Before 1999, the telecom policies in India were very unfriendly. The absence of a proper telecom regulatory body and high licensing fees resulted in a slow growth in the mobile phones industry. In 1999, the Indian government formulated new telecom policies to encourage private enterprises enter the telecom market. The new policies allow cellular mobile service providers to share infrastructure with other operators, and allow existing operators to migrate from fixed license fee to one-time entry fee with revenue sharing (Ministry of Communication & Information Technology of India, 2010). This has resulted in large number of mobile phone makers entered the market and set up their own manufacturing units in the country.
Today, the Indian’s mobile phone market is expanding at a fast rate. The sales in mobile phones have seen a growth of 6.3% during the period of April-June 2010 compared to the same period of last year, according to advisory firmÂ IDC (see figure 1). Nokia remains the dominant position with a market share of 36.3% and the second position was bagged by Samsung with 8.2% of share. A total of 38.63 million mobile phones were sold in India during this quarter which is an all time high figure (IDC India, 2010). Robust consumer spending and exacerbating price competition are the main forces behind this strong growth. It helps carriers win new subscribers, mainly in rural areas. These remarkable results come as no surprise. As reported earlier, most of India’s mobile phone sale come from low-end, high volume handsets. This is further boosted by the bigger players like Nokia, Samsung and Sony Ericsson, as well as the growth of Chinese and Indian players like G’Five, Micromax. With mobile phones getting cheaper and more feature rich, this trend will continue and become more prevalent.

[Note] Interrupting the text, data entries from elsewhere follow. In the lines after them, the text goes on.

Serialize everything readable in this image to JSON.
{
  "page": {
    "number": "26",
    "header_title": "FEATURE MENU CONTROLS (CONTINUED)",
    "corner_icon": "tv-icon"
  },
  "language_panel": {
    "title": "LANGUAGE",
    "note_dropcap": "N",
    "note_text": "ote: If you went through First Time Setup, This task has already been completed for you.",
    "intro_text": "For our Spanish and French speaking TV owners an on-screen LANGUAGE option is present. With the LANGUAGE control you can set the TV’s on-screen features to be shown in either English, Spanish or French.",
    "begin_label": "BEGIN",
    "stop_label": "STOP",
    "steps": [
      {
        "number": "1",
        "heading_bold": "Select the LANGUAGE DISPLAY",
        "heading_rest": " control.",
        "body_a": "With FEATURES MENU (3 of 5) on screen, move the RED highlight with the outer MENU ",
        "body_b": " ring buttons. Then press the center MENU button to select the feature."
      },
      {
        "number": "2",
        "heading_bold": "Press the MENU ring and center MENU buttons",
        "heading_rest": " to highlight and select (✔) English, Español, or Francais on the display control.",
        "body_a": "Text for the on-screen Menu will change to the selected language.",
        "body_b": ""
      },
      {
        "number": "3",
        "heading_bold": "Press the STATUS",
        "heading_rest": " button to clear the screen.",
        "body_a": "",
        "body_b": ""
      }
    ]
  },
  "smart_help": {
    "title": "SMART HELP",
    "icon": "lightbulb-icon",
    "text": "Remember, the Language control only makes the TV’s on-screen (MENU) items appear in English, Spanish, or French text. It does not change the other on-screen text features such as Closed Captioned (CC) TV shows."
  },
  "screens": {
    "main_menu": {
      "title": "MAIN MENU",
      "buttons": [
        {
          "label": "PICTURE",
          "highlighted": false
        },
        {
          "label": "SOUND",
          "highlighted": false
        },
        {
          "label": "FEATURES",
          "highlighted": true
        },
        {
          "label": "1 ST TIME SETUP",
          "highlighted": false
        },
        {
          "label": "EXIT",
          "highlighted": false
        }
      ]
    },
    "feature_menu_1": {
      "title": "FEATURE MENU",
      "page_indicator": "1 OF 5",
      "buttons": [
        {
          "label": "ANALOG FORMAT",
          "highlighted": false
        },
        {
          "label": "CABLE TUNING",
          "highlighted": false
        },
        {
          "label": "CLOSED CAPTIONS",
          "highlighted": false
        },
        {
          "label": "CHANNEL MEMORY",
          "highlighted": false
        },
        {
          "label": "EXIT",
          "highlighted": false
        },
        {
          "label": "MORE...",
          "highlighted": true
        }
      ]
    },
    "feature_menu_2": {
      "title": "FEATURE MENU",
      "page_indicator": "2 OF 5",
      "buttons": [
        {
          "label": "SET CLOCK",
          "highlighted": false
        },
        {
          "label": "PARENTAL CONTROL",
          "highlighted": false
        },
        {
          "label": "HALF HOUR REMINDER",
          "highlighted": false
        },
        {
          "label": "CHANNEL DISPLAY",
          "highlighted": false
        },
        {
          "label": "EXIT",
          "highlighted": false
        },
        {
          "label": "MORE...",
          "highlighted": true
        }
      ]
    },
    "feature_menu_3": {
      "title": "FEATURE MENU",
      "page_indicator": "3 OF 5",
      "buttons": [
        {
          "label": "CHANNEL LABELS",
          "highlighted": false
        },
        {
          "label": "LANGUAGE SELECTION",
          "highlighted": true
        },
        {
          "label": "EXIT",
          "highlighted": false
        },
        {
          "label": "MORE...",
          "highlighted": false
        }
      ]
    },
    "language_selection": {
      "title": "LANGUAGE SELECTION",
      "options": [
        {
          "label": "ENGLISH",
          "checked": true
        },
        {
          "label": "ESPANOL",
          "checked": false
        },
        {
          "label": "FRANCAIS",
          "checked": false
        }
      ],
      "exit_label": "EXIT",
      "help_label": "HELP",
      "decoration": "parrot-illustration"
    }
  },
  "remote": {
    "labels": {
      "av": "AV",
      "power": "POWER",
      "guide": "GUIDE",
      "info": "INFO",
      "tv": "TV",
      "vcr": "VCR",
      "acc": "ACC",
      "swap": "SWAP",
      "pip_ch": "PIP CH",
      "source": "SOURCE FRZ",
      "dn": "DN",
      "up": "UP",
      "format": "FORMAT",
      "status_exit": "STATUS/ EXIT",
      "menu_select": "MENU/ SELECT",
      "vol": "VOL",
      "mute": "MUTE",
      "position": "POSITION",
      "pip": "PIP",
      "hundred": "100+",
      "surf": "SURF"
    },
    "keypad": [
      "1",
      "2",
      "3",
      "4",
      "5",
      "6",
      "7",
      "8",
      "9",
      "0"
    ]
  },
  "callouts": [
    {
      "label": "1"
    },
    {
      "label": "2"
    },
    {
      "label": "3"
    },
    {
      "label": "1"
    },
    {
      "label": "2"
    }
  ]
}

The future indeed does look rosy with predictions pegging a 97% mobile user density by 2014 (IDC India, 2010).